Arriving Home :: Purifying The Mind Through Practice
Purifying The Mind Through Practice
Each time we meditate, in some way, shape or form, we are engaging in the practice of purification. Just what exactly are we purifying? The answer of course is unique to each of our own situations, yet most generally we purify what is not supporting us. Qualities such as anger, hatred, sickness, ill-will, sadness and apathy. How do we purify through practice? Just by engaging with the basics of meditation. We don't have to do much more then show up, begin and practice - purification is already taking place.
Meditation is all about approaching the wild meadow of the mind. We sit, we practice concentration, we observe and then over time we become the gardener. We get to see the nature of our own mind: what your repeating thoughts are, what your habitual thinking patterns are, and what "the greatest hits" of your own mind are (the topics your mind likes to think about the most). You also get to see what is helpful and what may not be as helpful when it comes to your habits, thoughts, reactions and approaches to responding.
A Practice For Identifying Thoughts In The Mind
Identifying your mental patterns and usual content buckets of thoughts is a practice that helps purify the mind. Through the awareness of your mental thought patterns, you are able to then purify what is not serving you and supporting you.
Begin by finding a comfortable posture and position. Allow your eyes to gently close.
Allow your attention to find your breath and focus on the next number of breaths.
When y0u feel like your attention has become steady and a bit more concentrated, start to turn your attention towards the mind itself. Notice if the mind is active, spacious, restless, open, dull or wakeful.
Once you have a sense of the current state of your mind, observe whether there are any thoughts or conversations happening in the mind and note them.
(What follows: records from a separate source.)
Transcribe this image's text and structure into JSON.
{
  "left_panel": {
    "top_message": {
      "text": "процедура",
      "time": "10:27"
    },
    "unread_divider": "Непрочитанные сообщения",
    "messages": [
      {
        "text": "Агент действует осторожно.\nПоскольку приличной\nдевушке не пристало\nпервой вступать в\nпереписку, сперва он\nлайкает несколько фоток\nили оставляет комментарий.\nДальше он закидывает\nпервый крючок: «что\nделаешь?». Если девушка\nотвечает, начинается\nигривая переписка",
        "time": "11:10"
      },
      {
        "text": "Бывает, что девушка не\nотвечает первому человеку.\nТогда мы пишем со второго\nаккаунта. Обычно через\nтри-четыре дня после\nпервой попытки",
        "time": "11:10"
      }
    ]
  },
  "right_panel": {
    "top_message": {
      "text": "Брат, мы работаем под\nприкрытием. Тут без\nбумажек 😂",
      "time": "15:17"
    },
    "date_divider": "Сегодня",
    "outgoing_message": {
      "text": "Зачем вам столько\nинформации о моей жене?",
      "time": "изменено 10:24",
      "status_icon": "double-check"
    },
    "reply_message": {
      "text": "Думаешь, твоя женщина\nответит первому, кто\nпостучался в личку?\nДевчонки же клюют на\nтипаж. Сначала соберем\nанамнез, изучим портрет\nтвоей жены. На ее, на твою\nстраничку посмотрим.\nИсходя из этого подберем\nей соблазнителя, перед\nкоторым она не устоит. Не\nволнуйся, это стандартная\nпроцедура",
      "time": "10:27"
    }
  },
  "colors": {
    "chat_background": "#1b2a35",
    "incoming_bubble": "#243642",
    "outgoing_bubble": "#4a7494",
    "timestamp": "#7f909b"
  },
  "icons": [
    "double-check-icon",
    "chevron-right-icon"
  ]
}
You can label the topic of thoughts specifically, or use mental notes such as "thinking about the past", "thinking about the future", or "thinking about the present".
Continue this mental noting practice for the next few minutes.
When you are ready you can gently open the eyes.
If any of your thinking patterns were obviously unsupportive to you, note those topics. When they come up again, use your awareness to recognize them, send them compassion and then choose something different.